By Chris Finnie
Here are some tips and resources to help you navigate the vaccination process.
Jason Hoppin, Communications Manager for the County of Santa Cruz says that the county is 9th out of 61 regions in the state for per capita vaccinations. In fact, by mid-February, nearly 20% of county residents had already received the first dose of the covid-19 vaccine. Another 11,000 people have had their second shots.
Hoppin says this is largely due to health care plans like Sutter and Dignity, who are getting supplies directly through the State. Alternate supply chains prioritize uninsured and under-resourced communities. Hoppin said anyone having difficulty accessing a vaccination site in person should call the Santa Cruz County Health Department, which has strike teams for vulnerable people who are eligible but homebound. For phone numbers and additional information about eligibility and other vaccination support, go to santacruzhealth.org and navigate to HSA Home▸Coronavirus Home▸Vaccine.
CVS Health is now administering vaccines across California by appointment only, though many sites are listed as “fully booked.” The company says they intend to expand to more locations and offer additional appointments as the supply of vaccines increases. To register for shots at CVS, use the app, call (800) 746-7287, or go to: cvs.com/immunizations/covid-19-vaccine
Who Can Get a Shot?
Medical professionals and seniors over 75 were the first to get shots. Seniors over 65 are now eligible.
Christa Taylor, an Aptos senior who met the criteria, was one of the first Santa Cruz County residents to receive the Moderna vaccine at the new mass vaccination facility in Watsonville at the Old City Hall, 250 Main Street. “It takes about 15-20 minutes to register over the phone,” Taylor said. “I got an appointment a day later, along with a 30-day follow-up appointment for the second dose of the vaccine.” To find out about mass-vaccination sites throughout the county, visit the OptumServe link on the county Health Services Agency page or call (877) 218-0381 and select Option 7 to speak to a trained agent. You can also register online: myoptumserve.com/covid19
The Santa Cruz County School District is working with Dominican Hospital to vaccinate teachers. By the end of the first week, they hope to give first shots to 1,500 teachers, starting with preschool and kindergarten, then elementary school teachers.
The California Department of Public Health recently updated their vaccination framework, allowing severely disabled people and those with health conditions that put them at high risk to get shots in March. The list of conditions include: Cancer, pregnancy, Stage 4 kidney disease, oxygen-dependent lung disease, Down syndrome, sickle cell disease, coronary artery disease, severe diabetes, Type 2 diabetes, and a weakened immune system from a solid organ transplant. Go to: cdph.ca.gov
Why You Should Get Vaccinated

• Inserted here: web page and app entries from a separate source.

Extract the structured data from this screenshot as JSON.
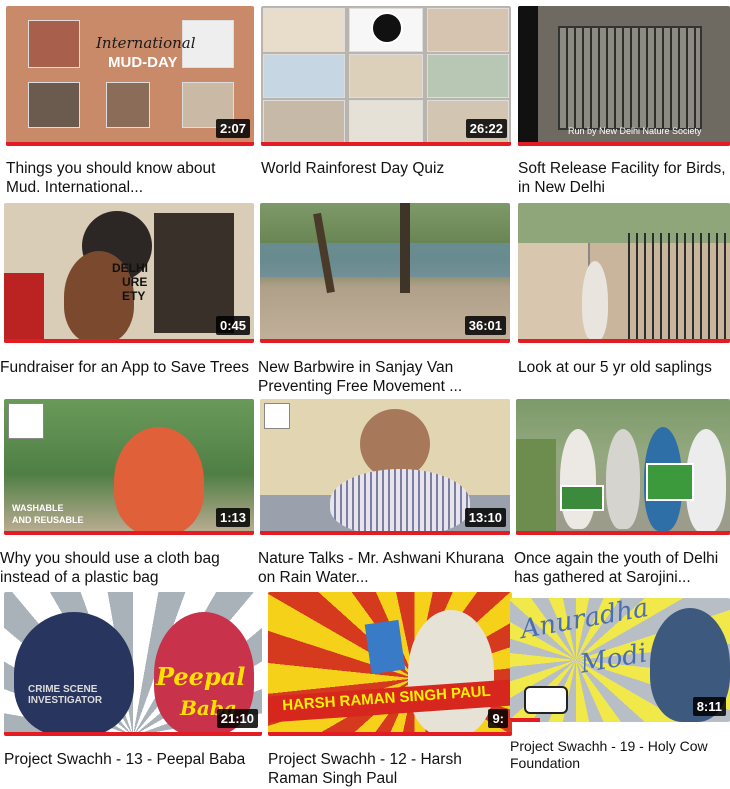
{
  "videos": [
    {
      "title": "Things you should know about Mud. International...",
      "duration": "2:07",
      "thumb_text": [
        "International",
        "MUD-DAY"
      ]
    },
    {
      "title": "World Rainforest Day Quiz",
      "duration": "26:22"
    },
    {
      "title": "Soft Release Facility for Birds, in New Delhi",
      "duration": "",
      "thumb_text": [
        "Run by New Delhi Nature Society"
      ]
    },
    {
      "title": "Fundraiser for an App to Save Trees",
      "duration": "0:45",
      "thumb_text": [
        "DELHI",
        "URE",
        "ETY"
      ]
    },
    {
      "title": "New Barbwire in Sanjay Van Preventing Free Movement ...",
      "duration": "36:01"
    },
    {
      "title": "Look at our 5 yr old saplings",
      "duration": ""
    },
    {
      "title": "Why you should use a cloth bag instead of a plastic bag",
      "duration": "1:13",
      "thumb_text": [
        "WASHABLE",
        "AND REUSABLE"
      ]
    },
    {
      "title": "Nature Talks - Mr. Ashwani Khurana on Rain Water...",
      "duration": "13:10"
    },
    {
      "title": "Once again the youth of Delhi has gathered at Sarojini...",
      "duration": ""
    },
    {
      "title": "Project Swachh - 13 - Peepal Baba",
      "duration": "21:10",
      "thumb_text": [
        "CRIME SCENE INVESTIGATOR",
        "Peepal",
        "Baba"
      ]
    },
    {
      "title": "Project Swachh - 12 - Harsh Raman Singh Paul",
      "duration": "9:",
      "thumb_text": [
        "HARSH RAMAN SINGH PAUL"
      ]
    },
    {
      "title": "Project Swachh - 19 - Holy Cow Foundation",
      "duration": "8:11",
      "thumb_text": [
        "Anuradha",
        "Modi"
      ]
    }
  ]
}
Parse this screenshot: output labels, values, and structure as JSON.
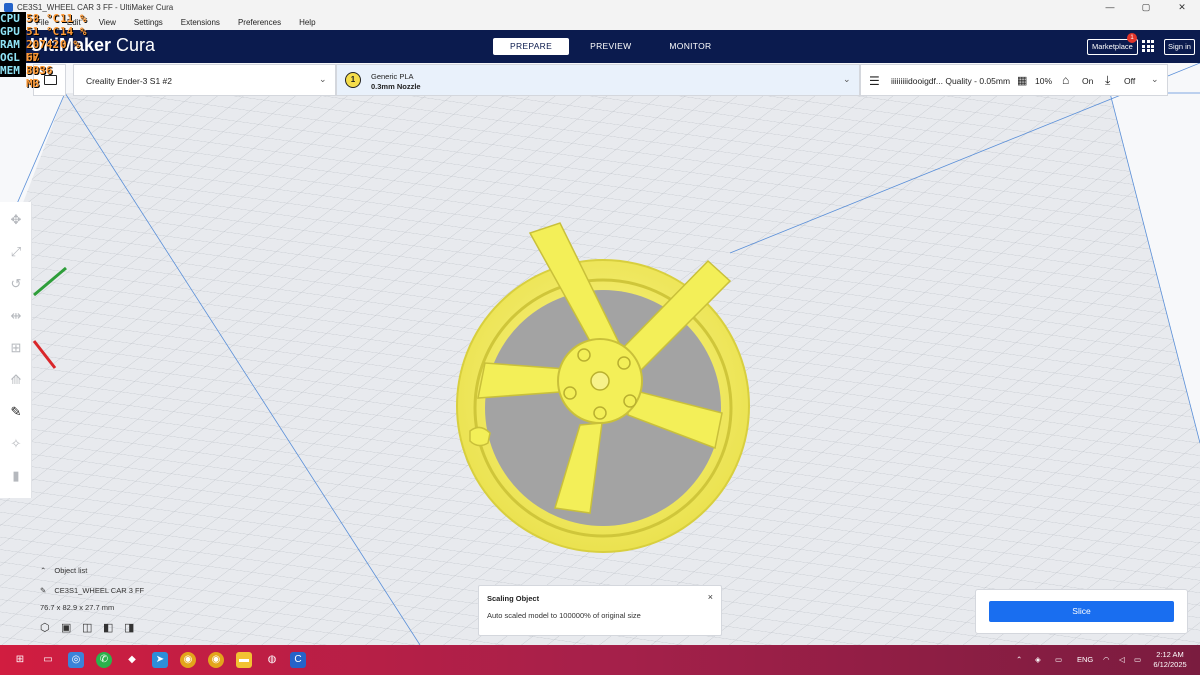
{
  "window": {
    "title": "CE3S1_WHEEL CAR 3 FF - UltiMaker Cura",
    "minimize": "—",
    "maximize": "▢",
    "close": "✕"
  },
  "menu": [
    {
      "label": "File"
    },
    {
      "label": "Edit"
    },
    {
      "label": "View"
    },
    {
      "label": "Settings"
    },
    {
      "label": "Extensions"
    },
    {
      "label": "Preferences"
    },
    {
      "label": "Help"
    }
  ],
  "fps_overlay": {
    "rows": [
      {
        "label": "CPU",
        "v1": "58 °C",
        "v2": "11 %"
      },
      {
        "label": "GPU",
        "v1": "51 °C",
        "v2": "14 %"
      },
      {
        "label": "RAM",
        "v1": "20742 MB",
        "v2": "0 %"
      },
      {
        "label": "OGL",
        "v1": "67 FPS",
        "v2": ""
      },
      {
        "label": "MEM",
        "v1": "3036 MB",
        "v2": ""
      }
    ]
  },
  "header": {
    "logo_main": "UltiMaker",
    "logo_sub": "Cura",
    "stages": [
      {
        "label": "PREPARE",
        "active": true
      },
      {
        "label": "PREVIEW",
        "active": false
      },
      {
        "label": "MONITOR",
        "active": false
      }
    ],
    "marketplace": "Marketplace",
    "marketplace_badge": "1",
    "signin": "Sign in"
  },
  "settings": {
    "printer": "Creality Ender-3 S1 #2",
    "extruder_number": "1",
    "material": "Generic PLA",
    "nozzle": "0.3mm Nozzle",
    "profile": "iiiiiiiiidooigdf... Quality - 0.05mm",
    "infill": "10%",
    "support": "On",
    "adhesion": "Off"
  },
  "object_list": {
    "title": "Object list",
    "name": "CE3S1_WHEEL CAR 3 FF",
    "dimensions": "76.7 x 82.9 x 27.7 mm"
  },
  "toast": {
    "title": "Scaling Object",
    "message": "Auto scaled model to 100000% of original size",
    "close": "×"
  },
  "slice": {
    "label": "Slice"
  },
  "taskbar": {
    "language": "ENG",
    "time": "2:12 AM",
    "date": "6/12/2025"
  },
  "colors": {
    "header_bg": "#0b1b4e",
    "model_yellow": "#f3ef58",
    "accent_blue": "#196ef0",
    "taskbar": "#c21f46"
  }
}
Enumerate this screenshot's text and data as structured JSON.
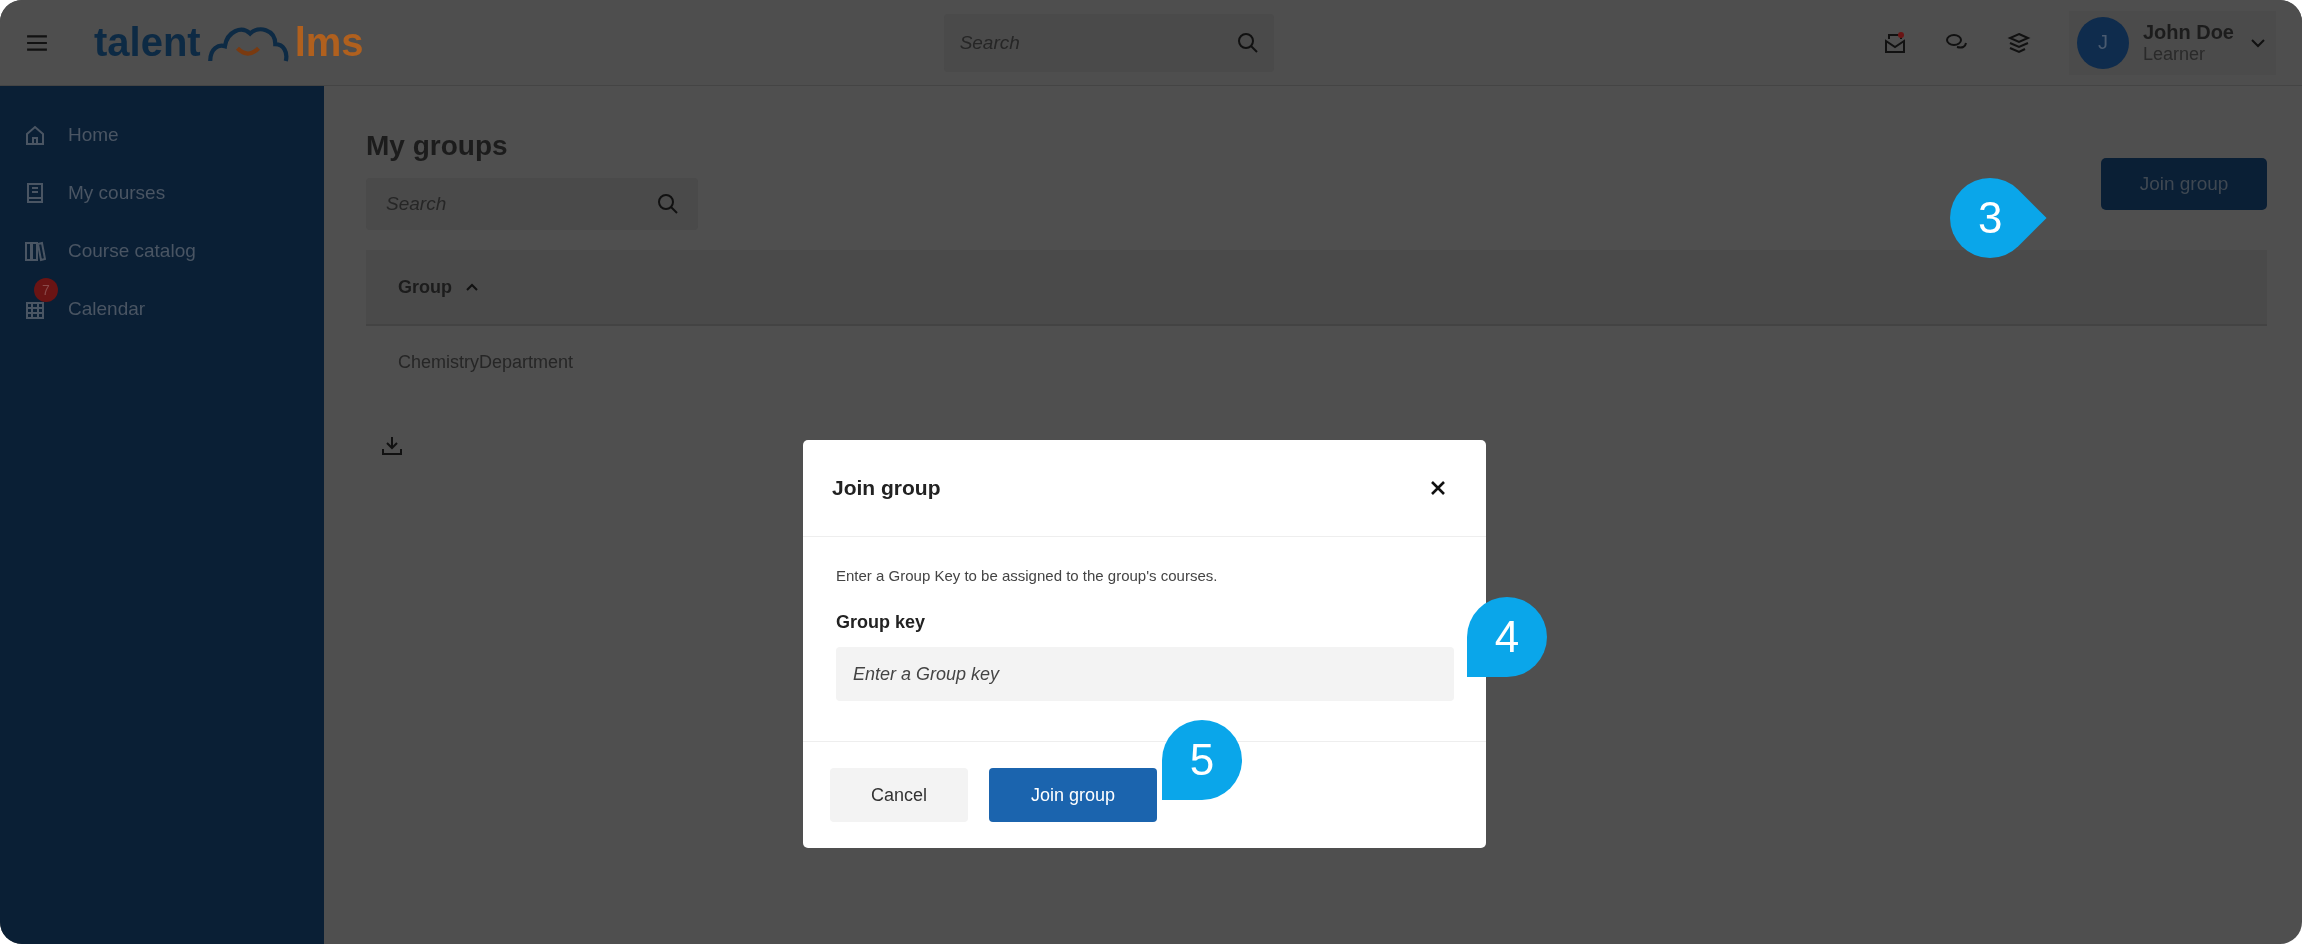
{
  "topbar": {
    "logo": {
      "first": "talent",
      "second": "lms"
    },
    "search": {
      "placeholder": "Search"
    },
    "user": {
      "initial": "J",
      "name": "John Doe",
      "role": "Learner"
    }
  },
  "sidebar": {
    "items": [
      {
        "kind": "home",
        "label": "Home"
      },
      {
        "kind": "courses",
        "label": "My courses"
      },
      {
        "kind": "catalog",
        "label": "Course catalog"
      },
      {
        "kind": "calendar",
        "label": "Calendar",
        "badge": "7"
      }
    ]
  },
  "page": {
    "title": "My groups",
    "search": {
      "placeholder": "Search"
    },
    "join_button": "Join group",
    "table": {
      "columns": [
        "Group"
      ],
      "rows": [
        "ChemistryDepartment"
      ]
    }
  },
  "modal": {
    "title": "Join group",
    "description": "Enter a Group Key to be assigned to the group's courses.",
    "field_label": "Group key",
    "placeholder": "Enter a Group key",
    "buttons": {
      "cancel": "Cancel",
      "confirm": "Join group"
    }
  },
  "callouts": [
    "3",
    "4",
    "5"
  ]
}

Dr. Rose Lovell, a doctor and San Lorenzo Valley resident, got her vaccination because she is a hospital resident physician treating covid patients. Dr. Lovell says she had the Pfizer vaccine. She described the first shot as very much like a flu vaccine. “A little discomfort with the actual injection but then I felt fine. After the second shot, I did feel tired and run down. But by the second day after the vaccine, I was back to normal.”
Lovell said she believed the vast majority of her colleagues have gotten vaccinated as well and that other residents very much want the vaccine. “We are seeing first-hand the devastating effects of covid on individuals, families, and communities. Vaccines are the strongest shield we have to protect ourselves, our patients, our coworkers, and our communities against this virus.” She adds, “I got vaccinated because I want this pandemic to end.”
Lovell is a young physician who has seen the horror first hand. “I have seen healthy young people in their twenties with lungs so damaged they need a lung bypass machine. Multiple people from one family hospitalized… and only some survive. I saw more death in two weeks than I did in the first two years of my medical training.”
She’s afraid that the relatively low case count in the San Lorenzo Valley has encouraged people to take the disease too lightly. She begs people to wear masks correctly. Get vaccinated as soon as you can. Follow all directives from the county and state health departments and CDC. And to not use covid tests as a measure of how safe it is to gather.
Chris Finnie has lived in the Santa Cruz Mountains for 25 years. She’s worked as a marketing copywriter for more than 35 years. And has been a local, state, and national political activist for 17 years. She has contributed articles and columns to several local newspapers.
Feature photo by Steven Cornfield